-- Input material follows --

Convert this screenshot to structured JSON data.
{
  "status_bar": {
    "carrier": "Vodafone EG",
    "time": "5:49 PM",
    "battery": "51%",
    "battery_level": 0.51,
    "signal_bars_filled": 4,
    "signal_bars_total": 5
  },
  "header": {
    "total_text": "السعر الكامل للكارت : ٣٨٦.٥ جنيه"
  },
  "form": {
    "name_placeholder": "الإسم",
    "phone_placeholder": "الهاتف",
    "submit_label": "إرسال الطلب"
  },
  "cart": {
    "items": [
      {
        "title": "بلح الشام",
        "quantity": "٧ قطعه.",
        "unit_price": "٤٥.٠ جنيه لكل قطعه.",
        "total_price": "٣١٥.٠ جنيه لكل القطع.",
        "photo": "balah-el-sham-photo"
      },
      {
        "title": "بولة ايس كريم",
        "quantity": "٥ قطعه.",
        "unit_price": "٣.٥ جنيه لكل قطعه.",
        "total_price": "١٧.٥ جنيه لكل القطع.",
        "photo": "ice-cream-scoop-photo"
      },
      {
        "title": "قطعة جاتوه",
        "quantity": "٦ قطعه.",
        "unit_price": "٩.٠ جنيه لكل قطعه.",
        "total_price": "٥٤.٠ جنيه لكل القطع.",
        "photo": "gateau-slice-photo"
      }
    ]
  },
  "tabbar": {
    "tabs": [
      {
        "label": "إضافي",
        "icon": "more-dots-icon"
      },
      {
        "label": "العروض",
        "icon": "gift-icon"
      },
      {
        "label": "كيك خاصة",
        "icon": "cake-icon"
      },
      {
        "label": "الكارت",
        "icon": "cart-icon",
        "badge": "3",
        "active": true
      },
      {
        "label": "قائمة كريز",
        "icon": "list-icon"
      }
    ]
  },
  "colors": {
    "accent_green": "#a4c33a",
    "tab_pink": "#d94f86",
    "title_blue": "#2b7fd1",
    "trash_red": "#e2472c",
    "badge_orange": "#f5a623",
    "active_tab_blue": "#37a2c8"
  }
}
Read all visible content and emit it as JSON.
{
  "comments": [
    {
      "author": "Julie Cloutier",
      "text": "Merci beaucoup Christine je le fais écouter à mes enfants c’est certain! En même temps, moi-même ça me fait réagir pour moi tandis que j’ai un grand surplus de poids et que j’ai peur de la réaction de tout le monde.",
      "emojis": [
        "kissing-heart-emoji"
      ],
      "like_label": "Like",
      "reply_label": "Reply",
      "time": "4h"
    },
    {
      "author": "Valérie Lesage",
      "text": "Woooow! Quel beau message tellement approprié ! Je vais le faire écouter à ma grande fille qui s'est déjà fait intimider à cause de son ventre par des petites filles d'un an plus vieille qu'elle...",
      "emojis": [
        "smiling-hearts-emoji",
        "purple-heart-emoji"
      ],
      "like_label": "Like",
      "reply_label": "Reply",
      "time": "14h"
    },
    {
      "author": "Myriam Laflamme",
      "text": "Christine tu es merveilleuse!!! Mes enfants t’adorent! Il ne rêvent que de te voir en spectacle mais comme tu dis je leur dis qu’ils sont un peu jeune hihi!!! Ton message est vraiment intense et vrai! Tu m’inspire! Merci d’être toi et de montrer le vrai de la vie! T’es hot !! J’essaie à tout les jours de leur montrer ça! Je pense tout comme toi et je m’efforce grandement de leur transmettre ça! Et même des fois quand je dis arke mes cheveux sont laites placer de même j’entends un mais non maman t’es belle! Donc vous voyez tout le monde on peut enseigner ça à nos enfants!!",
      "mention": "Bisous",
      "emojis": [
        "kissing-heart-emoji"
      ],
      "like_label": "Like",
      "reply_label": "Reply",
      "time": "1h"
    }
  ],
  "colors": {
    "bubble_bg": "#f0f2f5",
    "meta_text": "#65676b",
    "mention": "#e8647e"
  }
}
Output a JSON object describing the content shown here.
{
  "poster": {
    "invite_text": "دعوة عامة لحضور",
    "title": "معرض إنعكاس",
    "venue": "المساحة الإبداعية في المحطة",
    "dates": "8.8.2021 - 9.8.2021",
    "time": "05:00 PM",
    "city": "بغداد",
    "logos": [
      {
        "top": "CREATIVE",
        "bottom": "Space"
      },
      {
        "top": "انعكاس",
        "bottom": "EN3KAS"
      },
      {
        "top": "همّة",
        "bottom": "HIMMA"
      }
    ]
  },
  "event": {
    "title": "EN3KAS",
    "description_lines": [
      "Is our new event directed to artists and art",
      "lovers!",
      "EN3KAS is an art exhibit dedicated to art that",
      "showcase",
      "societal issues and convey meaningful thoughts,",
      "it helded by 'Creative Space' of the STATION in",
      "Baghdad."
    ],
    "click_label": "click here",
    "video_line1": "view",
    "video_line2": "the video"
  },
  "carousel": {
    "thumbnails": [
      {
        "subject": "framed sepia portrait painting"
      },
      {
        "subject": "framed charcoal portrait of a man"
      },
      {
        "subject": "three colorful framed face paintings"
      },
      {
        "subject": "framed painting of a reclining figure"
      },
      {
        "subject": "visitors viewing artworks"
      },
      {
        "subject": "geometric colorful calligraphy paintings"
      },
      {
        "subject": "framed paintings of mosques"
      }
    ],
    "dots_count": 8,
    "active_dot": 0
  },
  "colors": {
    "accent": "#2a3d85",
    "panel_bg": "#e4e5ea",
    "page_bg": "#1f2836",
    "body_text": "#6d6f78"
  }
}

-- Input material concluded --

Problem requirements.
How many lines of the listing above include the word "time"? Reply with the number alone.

Worked solution.
5